● **DATA SHOWN**:
────
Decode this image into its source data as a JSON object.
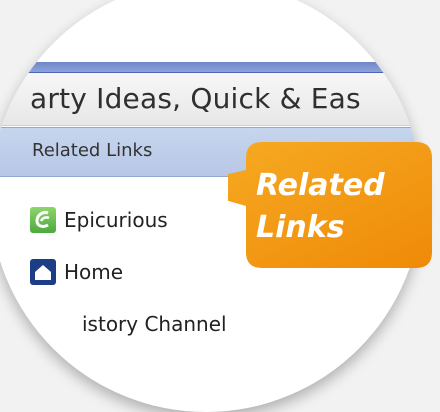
{
  "page": {
    "title_fragment": "arty Ideas, Quick & Eas",
    "tab": {
      "label": "Related Links"
    },
    "links": [
      {
        "label": "Epicurious",
        "icon": "epicurious-icon"
      },
      {
        "label": "Home",
        "icon": "home-icon"
      },
      {
        "label": "istory Channel",
        "icon": ""
      }
    ],
    "callout": {
      "text": "Related\nLinks"
    },
    "colors": {
      "callout": "#f39b16",
      "tabbar": "#c6d6ee",
      "topbar": "#6f86c9"
    }
  }
}
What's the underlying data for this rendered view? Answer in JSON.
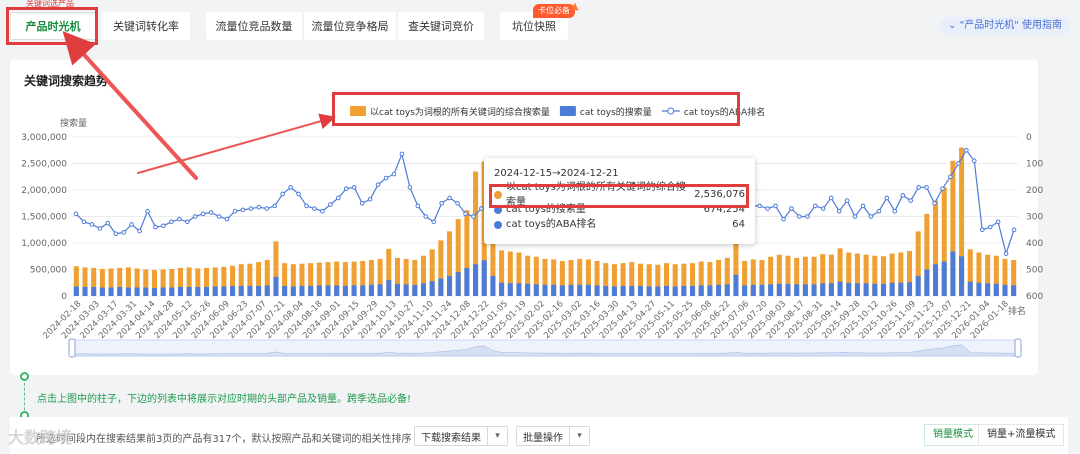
{
  "tabs": [
    {
      "label": "产品时光机",
      "active": true
    },
    {
      "label": "关键词转化率",
      "active": false
    },
    {
      "label": "流量位竞品数量",
      "active": false
    },
    {
      "label": "流量位竞争格局",
      "active": false
    },
    {
      "label": "查关键词竞价",
      "active": false
    },
    {
      "label": "坑位快照",
      "active": false
    }
  ],
  "tab_top_tag": "关键词选产品",
  "hot_badge": "卡位必备",
  "guide_link": "\"产品时光机\" 使用指南",
  "panel_title": "关键词搜索趋势",
  "tooltip": {
    "date": "2024-12-15→2024-12-21",
    "rows": [
      {
        "label": "以cat toys为词根的所有关键词的综合搜索量",
        "value": "2,536,076",
        "color": "#f0a032"
      },
      {
        "label": "cat toys的搜索量",
        "value": "674,254",
        "color": "#4d7bd8"
      },
      {
        "label": "cat toys的ABA排名",
        "value": "64",
        "color": "#4d7bd8"
      }
    ]
  },
  "hint": "点击上图中的柱子，下边的列表中将展示对应时期的头部产品及销量。跨季选品必备!",
  "bottom": {
    "desc": "所选时间段内在搜索结果前3页的产品有317个，默认按照产品和关键词的相关性排序",
    "download": "下载搜索结果",
    "batch": "批量操作",
    "mode_sales": "销量模式",
    "mode_sales_traffic": "销量+流量模式"
  },
  "watermark": "大数跨境",
  "chart_data": {
    "type": "bar",
    "ylabel": "搜索量",
    "y2label": "排名",
    "ylim": [
      0,
      3000000
    ],
    "y2lim": [
      600,
      0
    ],
    "yticks": [
      "3,000,000",
      "2,500,000",
      "2,000,000",
      "1,500,000",
      "1,000,000",
      "500,000",
      "0"
    ],
    "y2ticks": [
      "0",
      "100",
      "200",
      "300",
      "400",
      "500",
      "600"
    ],
    "legend_position": "top-center",
    "x_tick_labels": [
      "2024-02-18",
      "2024-03-03",
      "2024-03-17",
      "2024-03-31",
      "2024-04-14",
      "2024-04-28",
      "2024-05-12",
      "2024-05-26",
      "2024-06-09",
      "2024-06-23",
      "2024-07-07",
      "2024-07-21",
      "2024-08-04",
      "2024-08-18",
      "2024-09-01",
      "2024-09-15",
      "2024-09-29",
      "2024-10-13",
      "2024-10-27",
      "2024-11-10",
      "2024-11-24",
      "2024-12-08",
      "2024-12-22",
      "2025-01-05",
      "2025-01-19",
      "2025-02-02",
      "2025-02-16",
      "2025-03-02",
      "2025-03-16",
      "2025-03-30",
      "2025-04-13",
      "2025-04-27",
      "2025-05-11",
      "2025-05-25",
      "2025-06-08",
      "2025-06-22",
      "2025-07-06",
      "2025-07-20",
      "2025-08-03",
      "2025-08-17",
      "2025-08-31",
      "2025-09-14",
      "2025-09-28",
      "2025-10-12",
      "2025-10-26",
      "2025-11-09",
      "2025-11-23",
      "2025-12-07",
      "2025-12-21",
      "2026-01-04",
      "2026-01-18"
    ],
    "series": [
      {
        "name": "以cat toys为词根的所有关键词的综合搜索量",
        "kind": "bar",
        "color": "#f0a032",
        "values": [
          560000,
          540000,
          530000,
          510000,
          520000,
          530000,
          540000,
          520000,
          500000,
          490000,
          500000,
          510000,
          530000,
          540000,
          520000,
          530000,
          540000,
          550000,
          570000,
          600000,
          610000,
          640000,
          680000,
          1030000,
          620000,
          600000,
          610000,
          620000,
          630000,
          640000,
          650000,
          640000,
          650000,
          660000,
          680000,
          700000,
          890000,
          720000,
          700000,
          680000,
          760000,
          880000,
          1050000,
          1220000,
          1450000,
          1620000,
          2350000,
          2536076,
          1350000,
          860000,
          840000,
          820000,
          760000,
          740000,
          700000,
          690000,
          660000,
          680000,
          700000,
          690000,
          660000,
          620000,
          600000,
          620000,
          640000,
          610000,
          600000,
          590000,
          620000,
          600000,
          610000,
          620000,
          650000,
          640000,
          680000,
          720000,
          1000000,
          660000,
          690000,
          680000,
          740000,
          780000,
          760000,
          720000,
          740000,
          740000,
          790000,
          780000,
          900000,
          820000,
          800000,
          780000,
          760000,
          750000,
          800000,
          820000,
          850000,
          1220000,
          1550000,
          1800000,
          2050000,
          2550000,
          2800000,
          880000,
          820000,
          780000,
          760000,
          700000,
          680000
        ],
        "values2": [
          180000,
          170000,
          170000,
          160000,
          160000,
          170000,
          160000,
          160000,
          160000,
          150000,
          160000,
          160000,
          170000,
          170000,
          170000,
          170000,
          180000,
          180000,
          190000,
          190000,
          190000,
          190000,
          200000,
          360000,
          190000,
          180000,
          190000,
          190000,
          200000,
          200000,
          200000,
          190000,
          200000,
          200000,
          210000,
          220000,
          300000,
          230000,
          220000,
          210000,
          240000,
          280000,
          330000,
          380000,
          450000,
          530000,
          600000,
          674254,
          380000,
          250000,
          240000,
          240000,
          230000,
          220000,
          210000,
          210000,
          200000,
          210000,
          210000,
          210000,
          200000,
          190000,
          180000,
          190000,
          190000,
          190000,
          180000,
          180000,
          190000,
          180000,
          190000,
          190000,
          200000,
          200000,
          210000,
          220000,
          400000,
          200000,
          210000,
          210000,
          220000,
          230000,
          230000,
          220000,
          220000,
          220000,
          240000,
          240000,
          270000,
          250000,
          240000,
          240000,
          230000,
          230000,
          250000,
          250000,
          260000,
          380000,
          500000,
          600000,
          650000,
          840000,
          750000,
          270000,
          250000,
          240000,
          230000,
          210000,
          200000
        ]
      },
      {
        "name": "cat toys的搜索量",
        "kind": "bar",
        "color": "#4d7bd8"
      },
      {
        "name": "cat toys的ABA排名",
        "kind": "line",
        "color": "#4d7bd8",
        "values": [
          290,
          320,
          330,
          345,
          325,
          365,
          360,
          330,
          355,
          280,
          340,
          335,
          320,
          310,
          320,
          300,
          290,
          285,
          300,
          310,
          280,
          275,
          270,
          265,
          270,
          260,
          215,
          190,
          215,
          260,
          270,
          280,
          255,
          230,
          195,
          190,
          250,
          235,
          180,
          155,
          140,
          64,
          190,
          260,
          300,
          320,
          250,
          230,
          250,
          290,
          300,
          270,
          260,
          280,
          270,
          290,
          300,
          260,
          270,
          290,
          280,
          290,
          300,
          260,
          260,
          250,
          270,
          250,
          300,
          270,
          300,
          290,
          260,
          250,
          250,
          290,
          270,
          300,
          250,
          310,
          280,
          270,
          290,
          300,
          300,
          260,
          260,
          270,
          260,
          310,
          270,
          300,
          300,
          260,
          270,
          230,
          280,
          240,
          300,
          260,
          300,
          280,
          230,
          280,
          220,
          240,
          190,
          190,
          250,
          195,
          150,
          100,
          50,
          90,
          350,
          340,
          320,
          440,
          350
        ]
      }
    ]
  }
}
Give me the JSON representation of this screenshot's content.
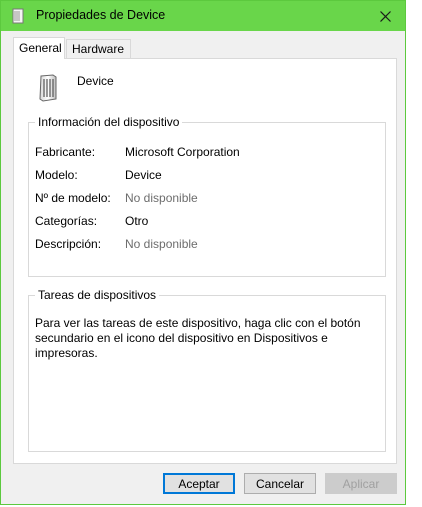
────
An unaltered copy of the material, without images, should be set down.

● **FINISHED EXERCISE**:
Decode this image into its source data as a JSON object.
{
  "page": {
    "title_fragment": "arty Ideas, Quick & Eas",
    "tab": {
      "label": "Related Links"
    },
    "links": [
      {
        "label": "Epicurious",
        "icon": "epicurious-icon"
      },
      {
        "label": "Home",
        "icon": "home-icon"
      },
      {
        "label": "istory Channel",
        "icon": ""
      }
    ],
    "callout": {
      "text": "Related\nLinks"
    },
    "colors": {
      "callout": "#f39b16",
      "tabbar": "#c6d6ee",
      "topbar": "#6f86c9"
    }
  }
}
What's the underlying data for this rendered view? Answer in JSON.
{
  "tabs": [
    {
      "label": "产品时光机",
      "active": true
    },
    {
      "label": "关键词转化率",
      "active": false
    },
    {
      "label": "流量位竞品数量",
      "active": false
    },
    {
      "label": "流量位竞争格局",
      "active": false
    },
    {
      "label": "查关键词竞价",
      "active": false
    },
    {
      "label": "坑位快照",
      "active": false
    }
  ],
  "tab_top_tag": "关键词选产品",
  "hot_badge": "卡位必备",
  "guide_link": "\"产品时光机\" 使用指南",
  "panel_title": "关键词搜索趋势",
  "tooltip": {
    "date": "2024-12-15→2024-12-21",
    "rows": [
      {
        "label": "以cat toys为词根的所有关键词的综合搜索量",
        "value": "2,536,076",
        "color": "#f0a032"
      },
      {
        "label": "cat toys的搜索量",
        "value": "674,254",
        "color": "#4d7bd8"
      },
      {
        "label": "cat toys的ABA排名",
        "value": "64",
        "color": "#4d7bd8"
      }
    ]
  },
  "hint": "点击上图中的柱子，下边的列表中将展示对应时期的头部产品及销量。跨季选品必备!",
  "bottom": {
    "desc": "所选时间段内在搜索结果前3页的产品有317个，默认按照产品和关键词的相关性排序",
    "download": "下载搜索结果",
    "batch": "批量操作",
    "mode_sales": "销量模式",
    "mode_sales_traffic": "销量+流量模式"
  },
  "watermark": "大数跨境",
  "chart_data": {
    "type": "bar",
    "ylabel": "搜索量",
    "y2label": "排名",
    "ylim": [
      0,
      3000000
    ],
    "y2lim": [
      600,
      0
    ],
    "yticks": [
      "3,000,000",
      "2,500,000",
      "2,000,000",
      "1,500,000",
      "1,000,000",
      "500,000",
      "0"
    ],
    "y2ticks": [
      "0",
      "100",
      "200",
      "300",
      "400",
      "500",
      "600"
    ],
    "legend_position": "top-center",
    "x_tick_labels": [
      "2024-02-18",
      "2024-03-03",
      "2024-03-17",
      "2024-03-31",
      "2024-04-14",
      "2024-04-28",
      "2024-05-12",
      "2024-05-26",
      "2024-06-09",
      "2024-06-23",
      "2024-07-07",
      "2024-07-21",
      "2024-08-04",
      "2024-08-18",
      "2024-09-01",
      "2024-09-15",
      "2024-09-29",
      "2024-10-13",
      "2024-10-27",
      "2024-11-10",
      "2024-11-24",
      "2024-12-08",
      "2024-12-22",
      "2025-01-05",
      "2025-01-19",
      "2025-02-02",
      "2025-02-16",
      "2025-03-02",
      "2025-03-16",
      "2025-03-30",
      "2025-04-13",
      "2025-04-27",
      "2025-05-11",
      "2025-05-25",
      "2025-06-08",
      "2025-06-22",
      "2025-07-06",
      "2025-07-20",
      "2025-08-03",
      "2025-08-17",
      "2025-08-31",
      "2025-09-14",
      "2025-09-28",
      "2025-10-12",
      "2025-10-26",
      "2025-11-09",
      "2025-11-23",
      "2025-12-07",
      "2025-12-21",
      "2026-01-04",
      "2026-01-18"
    ],
    "series": [
      {
        "name": "以cat toys为词根的所有关键词的综合搜索量",
        "kind": "bar",
        "color": "#f0a032",
        "values": [
          560000,
          540000,
          530000,
          510000,
          520000,
          530000,
          540000,
          520000,
          500000,
          490000,
          500000,
          510000,
          530000,
          540000,
          520000,
          530000,
          540000,
          550000,
          570000,
          600000,
          610000,
          640000,
          680000,
          1030000,
          620000,
          600000,
          610000,
          620000,
          630000,
          640000,
          650000,
          640000,
          650000,
          660000,
          680000,
          700000,
          890000,
          720000,
          700000,
          680000,
          760000,
          880000,
          1050000,
          1220000,
          1450000,
          1620000,
          2350000,
          2536076,
          1350000,
          860000,
          840000,
          820000,
          760000,
          740000,
          700000,
          690000,
          660000,
          680000,
          700000,
          690000,
          660000,
          620000,
          600000,
          620000,
          640000,
          610000,
          600000,
          590000,
          620000,
          600000,
          610000,
          620000,
          650000,
          640000,
          680000,
          720000,
          1000000,
          660000,
          690000,
          680000,
          740000,
          780000,
          760000,
          720000,
          740000,
          740000,
          790000,
          780000,
          900000,
          820000,
          800000,
          780000,
          760000,
          750000,
          800000,
          820000,
          850000,
          1220000,
          1550000,
          1800000,
          2050000,
          2550000,
          2800000,
          880000,
          820000,
          780000,
          760000,
          700000,
          680000
        ],
        "values2": [
          180000,
          170000,
          170000,
          160000,
          160000,
          170000,
          160000,
          160000,
          160000,
          150000,
          160000,
          160000,
          170000,
          170000,
          170000,
          170000,
          180000,
          180000,
          190000,
          190000,
          190000,
          190000,
          200000,
          360000,
          190000,
          180000,
          190000,
          190000,
          200000,
          200000,
          200000,
          190000,
          200000,
          200000,
          210000,
          220000,
          300000,
          230000,
          220000,
          210000,
          240000,
          280000,
          330000,
          380000,
          450000,
          530000,
          600000,
          674254,
          380000,
          250000,
          240000,
          240000,
          230000,
          220000,
          210000,
          210000,
          200000,
          210000,
          210000,
          210000,
          200000,
          190000,
          180000,
          190000,
          190000,
          190000,
          180000,
          180000,
          190000,
          180000,
          190000,
          190000,
          200000,
          200000,
          210000,
          220000,
          400000,
          200000,
          210000,
          210000,
          220000,
          230000,
          230000,
          220000,
          220000,
          220000,
          240000,
          240000,
          270000,
          250000,
          240000,
          240000,
          230000,
          230000,
          250000,
          250000,
          260000,
          380000,
          500000,
          600000,
          650000,
          840000,
          750000,
          270000,
          250000,
          240000,
          230000,
          210000,
          200000
        ]
      },
      {
        "name": "cat toys的搜索量",
        "kind": "bar",
        "color": "#4d7bd8"
      },
      {
        "name": "cat toys的ABA排名",
        "kind": "line",
        "color": "#4d7bd8",
        "values": [
          290,
          320,
          330,
          345,
          325,
          365,
          360,
          330,
          355,
          280,
          340,
          335,
          320,
          310,
          320,
          300,
          290,
          285,
          300,
          310,
          280,
          275,
          270,
          265,
          270,
          260,
          215,
          190,
          215,
          260,
          270,
          280,
          255,
          230,
          195,
          190,
          250,
          235,
          180,
          155,
          140,
          64,
          190,
          260,
          300,
          320,
          250,
          230,
          250,
          290,
          300,
          270,
          260,
          280,
          270,
          290,
          300,
          260,
          270,
          290,
          280,
          290,
          300,
          260,
          260,
          250,
          270,
          250,
          300,
          270,
          300,
          290,
          260,
          250,
          250,
          290,
          270,
          300,
          250,
          310,
          280,
          270,
          290,
          300,
          300,
          260,
          260,
          270,
          260,
          310,
          270,
          300,
          300,
          260,
          270,
          230,
          280,
          240,
          300,
          260,
          300,
          280,
          230,
          280,
          220,
          240,
          190,
          190,
          250,
          195,
          150,
          100,
          50,
          90,
          350,
          340,
          320,
          440,
          350
        ]
      }
    ]
  }
}
Give me the JSON representation of this screenshot's content.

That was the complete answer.